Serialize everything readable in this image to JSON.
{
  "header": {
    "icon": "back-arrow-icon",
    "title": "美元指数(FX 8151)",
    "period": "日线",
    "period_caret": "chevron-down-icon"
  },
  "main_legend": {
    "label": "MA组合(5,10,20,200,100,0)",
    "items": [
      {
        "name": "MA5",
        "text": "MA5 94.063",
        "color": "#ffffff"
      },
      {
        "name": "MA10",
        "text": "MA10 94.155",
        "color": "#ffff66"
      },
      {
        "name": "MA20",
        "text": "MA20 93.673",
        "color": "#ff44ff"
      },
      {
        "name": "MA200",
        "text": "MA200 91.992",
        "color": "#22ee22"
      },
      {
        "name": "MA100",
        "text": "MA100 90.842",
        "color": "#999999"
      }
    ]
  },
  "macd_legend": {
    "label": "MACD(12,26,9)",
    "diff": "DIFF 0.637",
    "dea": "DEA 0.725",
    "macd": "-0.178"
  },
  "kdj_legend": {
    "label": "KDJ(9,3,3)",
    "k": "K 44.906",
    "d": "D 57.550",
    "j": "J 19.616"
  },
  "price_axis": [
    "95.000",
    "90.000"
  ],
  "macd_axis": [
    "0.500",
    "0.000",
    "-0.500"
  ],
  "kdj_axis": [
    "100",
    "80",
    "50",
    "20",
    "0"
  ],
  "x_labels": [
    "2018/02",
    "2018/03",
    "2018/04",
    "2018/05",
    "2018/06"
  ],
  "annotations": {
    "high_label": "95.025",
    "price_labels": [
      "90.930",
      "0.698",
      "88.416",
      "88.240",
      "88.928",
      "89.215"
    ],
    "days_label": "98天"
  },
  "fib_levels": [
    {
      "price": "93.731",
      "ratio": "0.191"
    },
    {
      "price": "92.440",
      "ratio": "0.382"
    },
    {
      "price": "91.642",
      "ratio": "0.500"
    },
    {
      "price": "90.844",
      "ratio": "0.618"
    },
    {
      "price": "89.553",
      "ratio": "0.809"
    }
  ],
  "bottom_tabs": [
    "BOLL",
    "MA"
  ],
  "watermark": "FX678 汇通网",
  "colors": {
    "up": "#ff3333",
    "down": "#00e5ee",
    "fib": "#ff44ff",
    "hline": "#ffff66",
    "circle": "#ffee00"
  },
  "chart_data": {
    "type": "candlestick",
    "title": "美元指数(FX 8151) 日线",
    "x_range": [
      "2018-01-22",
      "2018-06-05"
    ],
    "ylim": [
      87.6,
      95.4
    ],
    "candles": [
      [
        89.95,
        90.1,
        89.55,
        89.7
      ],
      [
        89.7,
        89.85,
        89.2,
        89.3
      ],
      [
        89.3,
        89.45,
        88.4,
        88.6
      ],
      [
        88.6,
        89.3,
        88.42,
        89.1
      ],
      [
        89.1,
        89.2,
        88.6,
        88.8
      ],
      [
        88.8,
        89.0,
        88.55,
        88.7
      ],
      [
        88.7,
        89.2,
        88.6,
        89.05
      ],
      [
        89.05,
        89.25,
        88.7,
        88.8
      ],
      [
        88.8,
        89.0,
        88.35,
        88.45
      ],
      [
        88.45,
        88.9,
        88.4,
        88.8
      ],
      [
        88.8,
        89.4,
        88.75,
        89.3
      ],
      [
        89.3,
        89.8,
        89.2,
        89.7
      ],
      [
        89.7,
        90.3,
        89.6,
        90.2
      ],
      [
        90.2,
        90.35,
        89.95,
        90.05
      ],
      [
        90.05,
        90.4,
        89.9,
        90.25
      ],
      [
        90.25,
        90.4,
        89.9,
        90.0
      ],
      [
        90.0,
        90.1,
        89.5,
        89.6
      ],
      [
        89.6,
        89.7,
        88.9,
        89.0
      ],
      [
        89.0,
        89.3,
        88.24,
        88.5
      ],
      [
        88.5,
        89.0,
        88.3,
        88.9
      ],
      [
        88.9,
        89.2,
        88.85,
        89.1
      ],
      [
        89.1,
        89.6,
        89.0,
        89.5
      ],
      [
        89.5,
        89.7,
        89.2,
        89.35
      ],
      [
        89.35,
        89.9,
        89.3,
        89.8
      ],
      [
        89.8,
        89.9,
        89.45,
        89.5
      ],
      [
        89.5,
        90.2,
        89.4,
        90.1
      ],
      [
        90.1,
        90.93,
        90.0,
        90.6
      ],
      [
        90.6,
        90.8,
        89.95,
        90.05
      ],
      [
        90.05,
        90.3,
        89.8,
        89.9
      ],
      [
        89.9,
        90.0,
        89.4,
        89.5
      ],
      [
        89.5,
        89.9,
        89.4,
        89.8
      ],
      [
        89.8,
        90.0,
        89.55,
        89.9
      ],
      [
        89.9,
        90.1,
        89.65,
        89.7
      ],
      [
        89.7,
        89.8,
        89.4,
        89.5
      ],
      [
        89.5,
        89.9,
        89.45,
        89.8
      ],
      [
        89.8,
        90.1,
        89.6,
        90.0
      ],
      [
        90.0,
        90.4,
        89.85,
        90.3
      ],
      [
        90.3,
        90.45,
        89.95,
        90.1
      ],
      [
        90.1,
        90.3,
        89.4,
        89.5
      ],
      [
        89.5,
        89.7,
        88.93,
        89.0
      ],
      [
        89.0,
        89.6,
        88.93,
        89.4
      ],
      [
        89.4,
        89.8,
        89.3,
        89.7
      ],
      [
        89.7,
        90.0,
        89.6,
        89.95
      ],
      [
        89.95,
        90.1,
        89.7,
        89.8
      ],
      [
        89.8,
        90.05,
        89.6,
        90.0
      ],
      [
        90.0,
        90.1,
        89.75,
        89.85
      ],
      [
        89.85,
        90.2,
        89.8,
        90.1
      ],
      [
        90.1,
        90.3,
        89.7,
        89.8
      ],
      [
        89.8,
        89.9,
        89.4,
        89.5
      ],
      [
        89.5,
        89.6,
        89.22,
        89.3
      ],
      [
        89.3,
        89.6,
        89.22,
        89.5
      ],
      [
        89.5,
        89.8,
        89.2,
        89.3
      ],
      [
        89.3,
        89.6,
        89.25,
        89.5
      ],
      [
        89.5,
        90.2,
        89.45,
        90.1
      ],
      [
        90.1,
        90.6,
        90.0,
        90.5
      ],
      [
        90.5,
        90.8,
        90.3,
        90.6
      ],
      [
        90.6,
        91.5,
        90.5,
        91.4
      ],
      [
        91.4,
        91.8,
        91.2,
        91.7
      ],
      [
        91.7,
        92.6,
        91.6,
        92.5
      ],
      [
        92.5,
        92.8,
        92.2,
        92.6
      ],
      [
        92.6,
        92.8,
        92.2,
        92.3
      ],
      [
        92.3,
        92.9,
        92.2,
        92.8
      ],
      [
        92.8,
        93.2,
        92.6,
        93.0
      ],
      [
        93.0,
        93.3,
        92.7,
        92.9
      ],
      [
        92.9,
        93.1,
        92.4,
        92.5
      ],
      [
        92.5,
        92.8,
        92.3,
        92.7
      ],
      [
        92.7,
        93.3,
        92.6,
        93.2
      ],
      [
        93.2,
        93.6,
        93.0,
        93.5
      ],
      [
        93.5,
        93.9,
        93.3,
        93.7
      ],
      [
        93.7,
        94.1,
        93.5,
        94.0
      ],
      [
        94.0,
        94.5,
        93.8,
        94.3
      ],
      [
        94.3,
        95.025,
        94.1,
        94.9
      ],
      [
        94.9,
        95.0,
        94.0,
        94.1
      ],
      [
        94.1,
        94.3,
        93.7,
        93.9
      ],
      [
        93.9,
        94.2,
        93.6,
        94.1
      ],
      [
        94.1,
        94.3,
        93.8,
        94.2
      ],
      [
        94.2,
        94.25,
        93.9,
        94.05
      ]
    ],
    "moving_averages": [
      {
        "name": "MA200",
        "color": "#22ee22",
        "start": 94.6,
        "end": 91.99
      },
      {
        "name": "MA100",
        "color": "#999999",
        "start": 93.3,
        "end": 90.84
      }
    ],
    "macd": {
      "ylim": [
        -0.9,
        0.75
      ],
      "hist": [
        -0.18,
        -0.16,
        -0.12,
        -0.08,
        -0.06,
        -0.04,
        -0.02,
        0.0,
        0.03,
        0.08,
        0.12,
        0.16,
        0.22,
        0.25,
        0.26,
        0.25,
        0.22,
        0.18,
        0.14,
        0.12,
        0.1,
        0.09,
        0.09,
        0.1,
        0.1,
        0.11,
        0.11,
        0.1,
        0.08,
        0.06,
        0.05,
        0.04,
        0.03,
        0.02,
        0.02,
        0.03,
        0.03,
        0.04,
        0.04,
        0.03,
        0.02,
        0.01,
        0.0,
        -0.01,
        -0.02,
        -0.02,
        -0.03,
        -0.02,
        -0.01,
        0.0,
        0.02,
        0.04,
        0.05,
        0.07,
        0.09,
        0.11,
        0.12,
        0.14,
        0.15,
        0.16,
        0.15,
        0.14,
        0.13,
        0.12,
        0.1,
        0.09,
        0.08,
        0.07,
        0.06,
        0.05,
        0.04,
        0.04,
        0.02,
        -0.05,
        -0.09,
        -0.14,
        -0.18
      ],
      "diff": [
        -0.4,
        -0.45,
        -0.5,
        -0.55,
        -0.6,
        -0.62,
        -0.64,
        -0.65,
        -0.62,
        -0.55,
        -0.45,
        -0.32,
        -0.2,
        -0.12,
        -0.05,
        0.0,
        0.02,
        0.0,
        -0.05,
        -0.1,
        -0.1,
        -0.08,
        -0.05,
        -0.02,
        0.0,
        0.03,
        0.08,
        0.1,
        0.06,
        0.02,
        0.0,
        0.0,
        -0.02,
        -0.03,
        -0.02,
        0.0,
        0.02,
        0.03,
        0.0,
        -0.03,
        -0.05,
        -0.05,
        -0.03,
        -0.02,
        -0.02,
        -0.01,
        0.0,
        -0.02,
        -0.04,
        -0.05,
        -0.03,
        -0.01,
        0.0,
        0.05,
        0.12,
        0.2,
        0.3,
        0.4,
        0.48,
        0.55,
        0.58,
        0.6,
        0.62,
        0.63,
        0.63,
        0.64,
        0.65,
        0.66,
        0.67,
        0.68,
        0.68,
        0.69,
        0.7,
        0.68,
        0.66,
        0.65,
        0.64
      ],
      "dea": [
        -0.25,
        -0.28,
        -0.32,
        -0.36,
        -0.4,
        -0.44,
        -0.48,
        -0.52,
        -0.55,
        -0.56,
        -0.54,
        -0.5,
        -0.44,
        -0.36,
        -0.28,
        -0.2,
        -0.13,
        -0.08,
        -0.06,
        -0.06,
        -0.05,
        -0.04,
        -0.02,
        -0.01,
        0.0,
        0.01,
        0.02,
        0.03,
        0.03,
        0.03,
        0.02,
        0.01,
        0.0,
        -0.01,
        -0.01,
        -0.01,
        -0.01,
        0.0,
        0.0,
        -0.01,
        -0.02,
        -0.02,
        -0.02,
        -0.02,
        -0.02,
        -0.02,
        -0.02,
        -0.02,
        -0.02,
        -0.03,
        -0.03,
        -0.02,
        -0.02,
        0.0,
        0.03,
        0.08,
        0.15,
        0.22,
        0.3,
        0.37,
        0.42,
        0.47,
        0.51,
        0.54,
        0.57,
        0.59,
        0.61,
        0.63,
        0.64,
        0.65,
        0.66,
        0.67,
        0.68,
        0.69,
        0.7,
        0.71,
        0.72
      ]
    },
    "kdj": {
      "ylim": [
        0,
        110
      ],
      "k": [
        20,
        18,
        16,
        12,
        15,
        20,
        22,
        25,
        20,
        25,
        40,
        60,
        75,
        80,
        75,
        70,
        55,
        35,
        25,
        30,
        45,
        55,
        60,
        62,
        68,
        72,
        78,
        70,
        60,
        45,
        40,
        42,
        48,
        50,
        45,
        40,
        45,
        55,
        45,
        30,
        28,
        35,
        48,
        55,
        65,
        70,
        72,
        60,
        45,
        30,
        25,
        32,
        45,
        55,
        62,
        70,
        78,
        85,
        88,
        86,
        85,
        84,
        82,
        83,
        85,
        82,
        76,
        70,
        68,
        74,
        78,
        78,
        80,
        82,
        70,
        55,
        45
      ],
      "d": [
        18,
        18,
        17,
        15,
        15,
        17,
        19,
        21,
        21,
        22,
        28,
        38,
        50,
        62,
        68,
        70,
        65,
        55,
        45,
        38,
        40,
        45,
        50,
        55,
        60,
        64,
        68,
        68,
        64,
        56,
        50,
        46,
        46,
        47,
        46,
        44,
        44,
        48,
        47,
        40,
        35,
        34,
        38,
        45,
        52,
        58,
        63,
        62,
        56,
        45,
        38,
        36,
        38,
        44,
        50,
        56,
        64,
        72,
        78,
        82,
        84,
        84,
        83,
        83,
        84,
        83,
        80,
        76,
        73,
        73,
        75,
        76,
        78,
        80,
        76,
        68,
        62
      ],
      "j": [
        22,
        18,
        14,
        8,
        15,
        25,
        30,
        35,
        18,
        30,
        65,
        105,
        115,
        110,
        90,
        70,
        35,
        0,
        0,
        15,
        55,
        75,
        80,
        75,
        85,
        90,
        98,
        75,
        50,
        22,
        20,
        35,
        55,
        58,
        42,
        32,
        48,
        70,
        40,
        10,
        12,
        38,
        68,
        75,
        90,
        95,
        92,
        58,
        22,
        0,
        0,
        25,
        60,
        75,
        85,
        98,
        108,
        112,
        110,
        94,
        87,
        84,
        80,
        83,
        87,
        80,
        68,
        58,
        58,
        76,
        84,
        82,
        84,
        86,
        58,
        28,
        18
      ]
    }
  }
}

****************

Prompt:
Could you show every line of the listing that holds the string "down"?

Output below:
    "period_caret": "chevron-down-icon"
    "down": "#00e5ee",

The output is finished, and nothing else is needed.